Pennsylvania revealed in April this year that the state needs serious system updates on the machines they use during elections. ABC News said that election authorities advised counties to perform such upgrades to prevent election-related hacks in 2020.
To do this, the government allocated $14.15 million to aid Pennsylvanian counties to transition to newer systems. According to reports, most of the funding came from federal funds. As of this writing, around 60% of the districts have complied.
While some consider replacing old units a good thing, experts warn officials of outdated software. The ABC News report said that many of the newly acquired systems still have old operating software (OS) installed. Particularly, many machines run Windows 7, a few generations lower than the current Windows 10.
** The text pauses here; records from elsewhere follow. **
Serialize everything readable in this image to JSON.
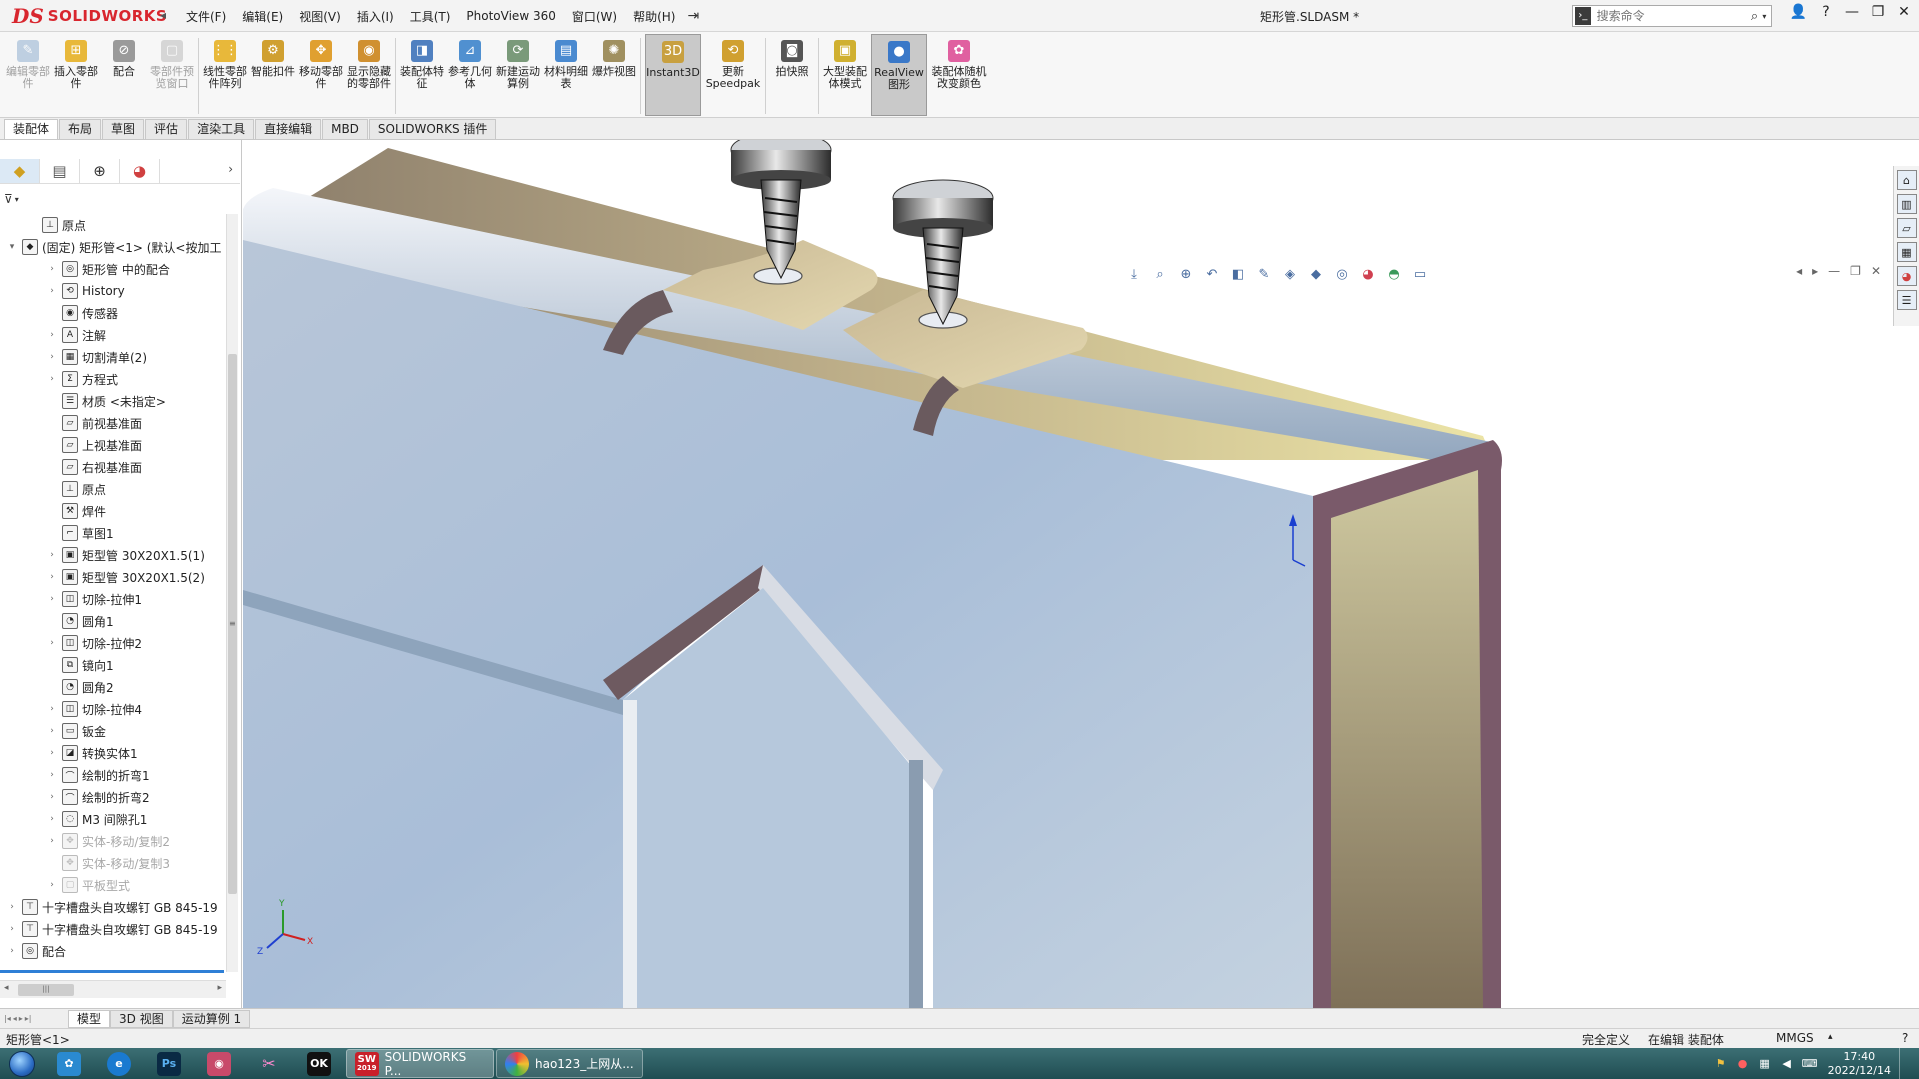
{
  "app": {
    "logo_ds": "DS",
    "logo_text": "SOLIDWORKS",
    "menu": [
      "文件(F)",
      "编辑(E)",
      "视图(V)",
      "插入(I)",
      "工具(T)",
      "PhotoView 360",
      "窗口(W)",
      "帮助(H)"
    ],
    "doc_title": "矩形管.SLDASM *",
    "search_placeholder": "搜索命令",
    "window_controls": [
      "?",
      "—",
      "❐",
      "✕"
    ]
  },
  "ribbon": {
    "buttons": [
      {
        "label": "编辑零部件",
        "state": "disabled",
        "icon": "edit-component-icon",
        "color": "#7aa0c8"
      },
      {
        "label": "插入零部件",
        "state": "normal",
        "icon": "insert-component-icon",
        "color": "#e8b83a"
      },
      {
        "label": "配合",
        "state": "normal",
        "icon": "mate-icon",
        "color": "#9a9a9a"
      },
      {
        "label": "零部件预览窗口",
        "state": "disabled",
        "icon": "component-preview-icon",
        "color": "#b0b0b0"
      },
      {
        "label": "线性零部件阵列",
        "state": "normal",
        "icon": "linear-pattern-icon",
        "color": "#e8b83a"
      },
      {
        "label": "智能扣件",
        "state": "normal",
        "icon": "smart-fastener-icon",
        "color": "#d0a030"
      },
      {
        "label": "移动零部件",
        "state": "normal",
        "icon": "move-component-icon",
        "color": "#e0a030"
      },
      {
        "label": "显示隐藏的零部件",
        "state": "normal",
        "icon": "show-hidden-icon",
        "color": "#d09030"
      },
      {
        "label": "装配体特征",
        "state": "normal",
        "icon": "assembly-feature-icon",
        "color": "#5080c0"
      },
      {
        "label": "参考几何体",
        "state": "normal",
        "icon": "reference-geometry-icon",
        "color": "#5090d0"
      },
      {
        "label": "新建运动算例",
        "state": "normal",
        "icon": "motion-study-icon",
        "color": "#7a9a7a"
      },
      {
        "label": "材料明细表",
        "state": "normal",
        "icon": "bom-icon",
        "color": "#4a8ad0"
      },
      {
        "label": "爆炸视图",
        "state": "normal",
        "icon": "exploded-view-icon",
        "color": "#a09060"
      },
      {
        "label": "Instant3D",
        "state": "active",
        "icon": "instant3d-icon",
        "color": "#c8a040"
      },
      {
        "label": "更新Speedpak",
        "state": "normal",
        "icon": "speedpak-icon",
        "color": "#d0a030"
      },
      {
        "label": "拍快照",
        "state": "normal",
        "icon": "snapshot-icon",
        "color": "#555555"
      },
      {
        "label": "大型装配体模式",
        "state": "normal",
        "icon": "large-assembly-icon",
        "color": "#d0b030"
      },
      {
        "label": "RealView图形",
        "state": "active",
        "icon": "realview-icon",
        "color": "#3a78c8"
      },
      {
        "label": "装配体随机改变颜色",
        "state": "normal",
        "icon": "random-color-icon",
        "color": "#e060a0"
      }
    ]
  },
  "cm_tabs": [
    "装配体",
    "布局",
    "草图",
    "评估",
    "渲染工具",
    "直接编辑",
    "MBD",
    "SOLIDWORKS 插件"
  ],
  "tree": {
    "items": [
      {
        "label": "原点",
        "indent": 1,
        "expand": "",
        "icon": "origin-icon",
        "dim": false
      },
      {
        "label": "(固定) 矩形管<1> (默认<按加工",
        "indent": 0,
        "expand": "▾",
        "icon": "part-icon",
        "dim": false
      },
      {
        "label": "矩形管 中的配合",
        "indent": 2,
        "expand": "›",
        "icon": "mates-icon",
        "dim": false
      },
      {
        "label": "History",
        "indent": 2,
        "expand": "›",
        "icon": "history-icon",
        "dim": false
      },
      {
        "label": "传感器",
        "indent": 2,
        "expand": "",
        "icon": "sensor-icon",
        "dim": false
      },
      {
        "label": "注解",
        "indent": 2,
        "expand": "›",
        "icon": "annotation-icon",
        "dim": false
      },
      {
        "label": "切割清单(2)",
        "indent": 2,
        "expand": "›",
        "icon": "cut-list-icon",
        "dim": false
      },
      {
        "label": "方程式",
        "indent": 2,
        "expand": "›",
        "icon": "equation-icon",
        "dim": false
      },
      {
        "label": "材质 <未指定>",
        "indent": 2,
        "expand": "",
        "icon": "material-icon",
        "dim": false
      },
      {
        "label": "前视基准面",
        "indent": 2,
        "expand": "",
        "icon": "plane-icon",
        "dim": false
      },
      {
        "label": "上视基准面",
        "indent": 2,
        "expand": "",
        "icon": "plane-icon",
        "dim": false
      },
      {
        "label": "右视基准面",
        "indent": 2,
        "expand": "",
        "icon": "plane-icon",
        "dim": false
      },
      {
        "label": "原点",
        "indent": 2,
        "expand": "",
        "icon": "origin-icon",
        "dim": false
      },
      {
        "label": "焊件",
        "indent": 2,
        "expand": "",
        "icon": "weldment-icon",
        "dim": false
      },
      {
        "label": "草图1",
        "indent": 2,
        "expand": "",
        "icon": "sketch-icon",
        "dim": false
      },
      {
        "label": "矩型管 30X20X1.5(1)",
        "indent": 2,
        "expand": "›",
        "icon": "structural-member-icon",
        "dim": false
      },
      {
        "label": "矩型管 30X20X1.5(2)",
        "indent": 2,
        "expand": "›",
        "icon": "structural-member-icon",
        "dim": false
      },
      {
        "label": "切除-拉伸1",
        "indent": 2,
        "expand": "›",
        "icon": "extruded-cut-icon",
        "dim": false
      },
      {
        "label": "圆角1",
        "indent": 2,
        "expand": "",
        "icon": "fillet-icon",
        "dim": false
      },
      {
        "label": "切除-拉伸2",
        "indent": 2,
        "expand": "›",
        "icon": "extruded-cut-icon",
        "dim": false
      },
      {
        "label": "镜向1",
        "indent": 2,
        "expand": "",
        "icon": "mirror-icon",
        "dim": false
      },
      {
        "label": "圆角2",
        "indent": 2,
        "expand": "",
        "icon": "fillet-icon",
        "dim": false
      },
      {
        "label": "切除-拉伸4",
        "indent": 2,
        "expand": "›",
        "icon": "extruded-cut-icon",
        "dim": false
      },
      {
        "label": "钣金",
        "indent": 2,
        "expand": "›",
        "icon": "sheet-metal-icon",
        "dim": false
      },
      {
        "label": "转换实体1",
        "indent": 2,
        "expand": "›",
        "icon": "convert-solid-icon",
        "dim": false
      },
      {
        "label": "绘制的折弯1",
        "indent": 2,
        "expand": "›",
        "icon": "sketched-bend-icon",
        "dim": false
      },
      {
        "label": "绘制的折弯2",
        "indent": 2,
        "expand": "›",
        "icon": "sketched-bend-icon",
        "dim": false
      },
      {
        "label": "M3 间隙孔1",
        "indent": 2,
        "expand": "›",
        "icon": "hole-wizard-icon",
        "dim": false
      },
      {
        "label": "实体-移动/复制2",
        "indent": 2,
        "expand": "›",
        "icon": "move-copy-icon",
        "dim": true
      },
      {
        "label": "实体-移动/复制3",
        "indent": 2,
        "expand": "",
        "icon": "move-copy-icon",
        "dim": true
      },
      {
        "label": "平板型式",
        "indent": 2,
        "expand": "›",
        "icon": "flat-pattern-icon",
        "dim": true
      },
      {
        "label": "十字槽盘头自攻螺钉 GB 845-19",
        "indent": 0,
        "expand": "›",
        "icon": "screw-icon",
        "dim": false
      },
      {
        "label": "十字槽盘头自攻螺钉 GB 845-19",
        "indent": 0,
        "expand": "›",
        "icon": "screw-icon",
        "dim": false
      },
      {
        "label": "配合",
        "indent": 0,
        "expand": "›",
        "icon": "mates-icon",
        "dim": false
      }
    ]
  },
  "model_tabs": [
    "模型",
    "3D 视图",
    "运动算例 1"
  ],
  "status": {
    "left": "矩形管<1>",
    "definition": "完全定义",
    "editing": "在编辑 装配体",
    "units": "MMGS",
    "units_arrow": "▴"
  },
  "taskbar": {
    "active_task": "SOLIDWORKS P...",
    "sw_badge": "2019",
    "browser_task": "hao123_上网从...",
    "time": "17:40",
    "date": "2022/12/14"
  },
  "colors": {
    "accent": "#2e7fd6",
    "brand": "#d8262e",
    "taskbar": "#2a5a60"
  }
}
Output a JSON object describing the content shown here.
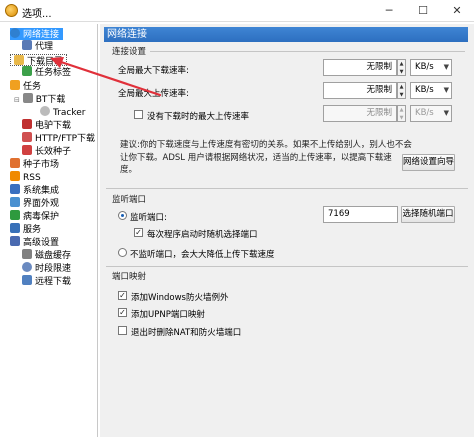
{
  "window": {
    "title": "选项..."
  },
  "sidebar": {
    "items": [
      {
        "label": "网络连接",
        "icon": "globe-icon",
        "color": "#2f80d0"
      },
      {
        "label": "代理",
        "icon": "monitor-icon",
        "color": "#5a7ab5"
      },
      {
        "label": "下载目录",
        "icon": "folder-icon",
        "color": "#e8b84a"
      },
      {
        "label": "任务标签",
        "icon": "tag-icon",
        "color": "#3ca04a"
      },
      {
        "label": "任务",
        "icon": "task-icon",
        "color": "#f0a020"
      },
      {
        "label": "BT下载",
        "icon": "bt-icon",
        "color": "#888888"
      },
      {
        "label": "Tracker",
        "icon": "tracker-icon",
        "color": "#999999"
      },
      {
        "label": "电驴下载",
        "icon": "emule-icon",
        "color": "#c03030"
      },
      {
        "label": "HTTP/FTP下载",
        "icon": "http-icon",
        "color": "#d05050"
      },
      {
        "label": "长效种子",
        "icon": "seed-icon",
        "color": "#d04040"
      },
      {
        "label": "种子市场",
        "icon": "market-icon",
        "color": "#e07030"
      },
      {
        "label": "RSS",
        "icon": "rss-icon",
        "color": "#f08a00"
      },
      {
        "label": "系统集成",
        "icon": "integration-icon",
        "color": "#3a70c0"
      },
      {
        "label": "界面外观",
        "icon": "appearance-icon",
        "color": "#4a90d0"
      },
      {
        "label": "病毒保护",
        "icon": "shield-icon",
        "color": "#2e9a3e"
      },
      {
        "label": "服务",
        "icon": "service-icon",
        "color": "#3870b8"
      },
      {
        "label": "高级设置",
        "icon": "advanced-icon",
        "color": "#4a6ab0"
      },
      {
        "label": "磁盘缓存",
        "icon": "disk-icon",
        "color": "#808080"
      },
      {
        "label": "时段限速",
        "icon": "clock-icon",
        "color": "#6a8ac0"
      },
      {
        "label": "远程下载",
        "icon": "remote-icon",
        "color": "#5080c0"
      }
    ]
  },
  "header": {
    "title": "网络连接"
  },
  "connection": {
    "section_title": "连接设置",
    "max_download_label": "全局最大下载速率:",
    "max_download_value": "无限制",
    "max_download_unit": "KB/s",
    "max_upload_label": "全局最大上传速率:",
    "max_upload_value": "无限制",
    "max_upload_unit": "KB/s",
    "idle_upload_label": "没有下载时的最大上传速率",
    "idle_upload_value": "无限制",
    "idle_upload_unit": "KB/s",
    "info_text_line1": "建议:你的下载速度与上传速度有密切的关系。如果不上传给别人，别人也不会",
    "info_text_line2": "让你下载。ADSL 用户请根据网络状况，适当的上传速率，以提高下载速度。",
    "wizard_button": "网络设置向导"
  },
  "listen": {
    "section_title": "监听端口",
    "port_radio_label": "监听端口:",
    "port_value": "7169",
    "random_button": "选择随机端口",
    "random_on_start_label": "每次程序启动时随机选择端口",
    "no_listen_label": "不监听端口，会大大降低上传下载速度"
  },
  "port_mapping": {
    "section_title": "端口映射",
    "firewall_label": "添加Windows防火墙例外",
    "upnp_label": "添加UPNP端口映射",
    "remove_label": "退出时删除NAT和防火墙端口"
  },
  "colors": {
    "accent": "#2f6fc0",
    "selected": "#3399ff",
    "annotation_arrow": "#e0303a"
  }
}
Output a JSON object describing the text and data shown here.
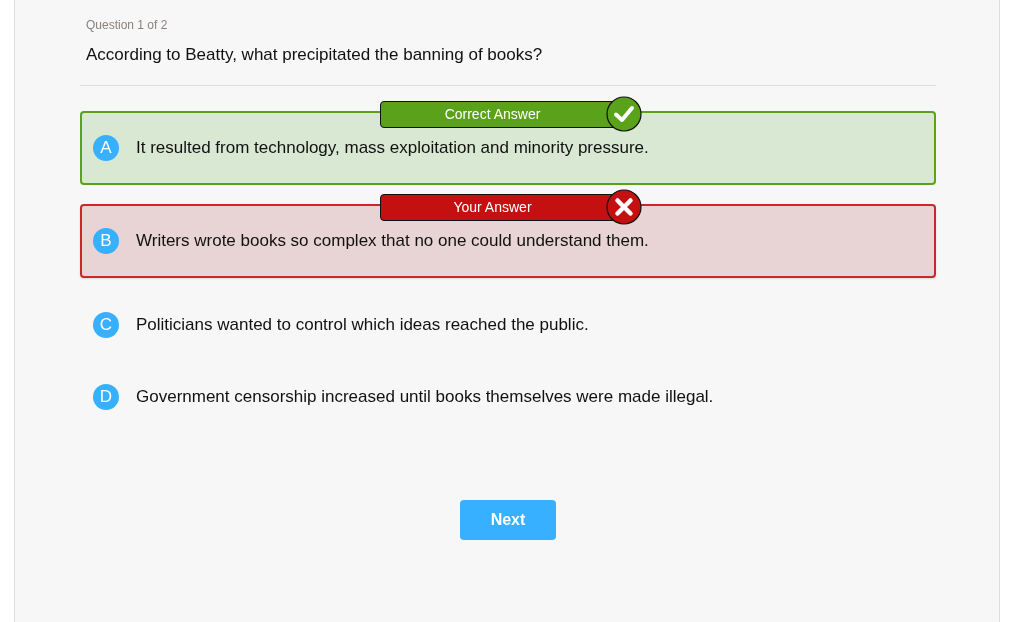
{
  "progress": "Question 1 of 2",
  "question": "According to Beatty, what precipitated the banning of books?",
  "options": [
    {
      "letter": "A",
      "text": "It resulted from technology, mass exploitation and minority pressure.",
      "correct": true,
      "selected": false,
      "badge": "Correct Answer"
    },
    {
      "letter": "B",
      "text": "Writers wrote books so complex that no one could understand them.",
      "correct": false,
      "selected": true,
      "badge": "Your Answer"
    },
    {
      "letter": "C",
      "text": "Politicians wanted to control which ideas reached the public.",
      "correct": false,
      "selected": false
    },
    {
      "letter": "D",
      "text": "Government censorship increased until books themselves were made illegal.",
      "correct": false,
      "selected": false
    }
  ],
  "next_button": "Next"
}
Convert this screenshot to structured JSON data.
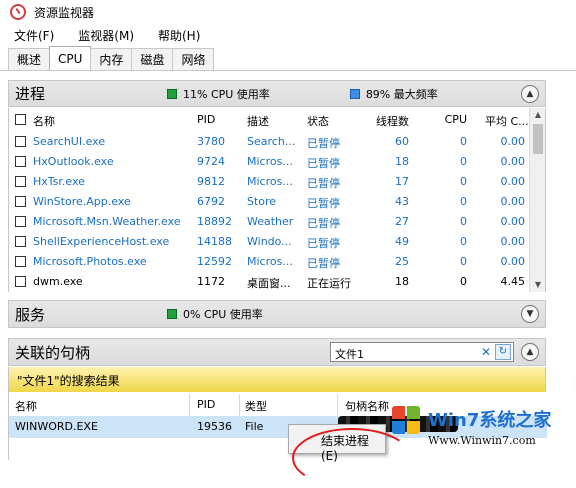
{
  "window": {
    "title": "资源监视器"
  },
  "menu": [
    "文件(F)",
    "监视器(M)",
    "帮助(H)"
  ],
  "tabs": [
    "概述",
    "CPU",
    "内存",
    "磁盘",
    "网络"
  ],
  "active_tab": "CPU",
  "process_section": {
    "title": "进程",
    "cpu_usage": "11% CPU 使用率",
    "max_freq": "89% 最大频率",
    "columns": [
      "名称",
      "PID",
      "描述",
      "状态",
      "线程数",
      "CPU",
      "平均 C..."
    ],
    "rows": [
      {
        "name": "SearchUI.exe",
        "pid": "3780",
        "desc": "Search...",
        "status": "已暂停",
        "threads": "60",
        "cpu": "0",
        "avg": "0.00"
      },
      {
        "name": "HxOutlook.exe",
        "pid": "9724",
        "desc": "Micros...",
        "status": "已暂停",
        "threads": "18",
        "cpu": "0",
        "avg": "0.00"
      },
      {
        "name": "HxTsr.exe",
        "pid": "9812",
        "desc": "Micros...",
        "status": "已暂停",
        "threads": "17",
        "cpu": "0",
        "avg": "0.00"
      },
      {
        "name": "WinStore.App.exe",
        "pid": "6792",
        "desc": "Store",
        "status": "已暂停",
        "threads": "43",
        "cpu": "0",
        "avg": "0.00"
      },
      {
        "name": "Microsoft.Msn.Weather.exe",
        "pid": "18892",
        "desc": "Weather",
        "status": "已暂停",
        "threads": "27",
        "cpu": "0",
        "avg": "0.00"
      },
      {
        "name": "ShellExperienceHost.exe",
        "pid": "14188",
        "desc": "Windo...",
        "status": "已暂停",
        "threads": "49",
        "cpu": "0",
        "avg": "0.00"
      },
      {
        "name": "Microsoft.Photos.exe",
        "pid": "12592",
        "desc": "Micros...",
        "status": "已暂停",
        "threads": "25",
        "cpu": "0",
        "avg": "0.00"
      },
      {
        "name": "dwm.exe",
        "pid": "1172",
        "desc": "桌面窗...",
        "status": "正在运行",
        "threads": "18",
        "cpu": "0",
        "avg": "4.45"
      }
    ]
  },
  "services_section": {
    "title": "服务",
    "cpu_usage": "0% CPU 使用率"
  },
  "handles_section": {
    "title": "关联的句柄",
    "search_value": "文件1",
    "result_banner": "\"文件1\"的搜索结果",
    "columns": [
      "名称",
      "PID",
      "类型",
      "句柄名称"
    ],
    "rows": [
      {
        "name": "WINWORD.EXE",
        "pid": "19536",
        "type": "File"
      }
    ]
  },
  "context_menu": {
    "item": "结束进程(E)"
  },
  "watermark": {
    "main": "Win7系统之家",
    "url": "Www.Winwin7.com"
  },
  "colors": {
    "accent_link": "#1a6fc0",
    "banner": "#f1d64a",
    "selected_row": "#cce4f7",
    "cpu_green": "#1ea23b",
    "freq_blue": "#3c8ee6"
  }
}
Experts say that this makes the electoral machines “vulnerable to hackers.”
‘End of life’
Experts find the use of Windows 7 and below alarming as the OS is nearing its end of life. On January 14, Microsoft will be stopping support and fixes for the software. This means that the company will no longer be issuing patches for security issues, giving hackers leeway for malicious activities.
However, Microsoft told AP that it will be offering paid services for Windows 7 until 2023. This offer will include security updates until the aforementioned year.
Not only in Pennsylvania
A study by the Associated Press (AP) revealed that aside from Pennsylvanian counties, many electoral areas nationwide run old OSes. In fact, a large percentage of 10,000 jurisdictions across the United States use machines running Windows 7 and below. These units are used to program voting machines, create ballots, count votes and reportage.
In a survey, AP learned that aside from Pennsylvania, the issue affects 8 other states. This includes Arizona, Florida, Georgia, Iowa, Indiana, Michigan, North Carolina and Wisconsin. Reportedly, Michigan and Georgia have acquired new systems.
According to critics, such issues are bound to happen especially without federal supervision over election systems provided by private companies. System providers claimed that they are working towards improvements pertaining to election units. State authorities remarked that they are “wary” of the federal government’s interference in state and local votes.
Meanwhile, Senator Ron Wyden expressed concern over the lack of legislation allowing federal intervention regarding cybersecurity. Wyden also urged Congress to pass a bill giving the federal government such mandate.
Such election-related concerns pertaining to cybersecurity stem from claims that Russia interfered with the 2016 US elections through cyber attacks.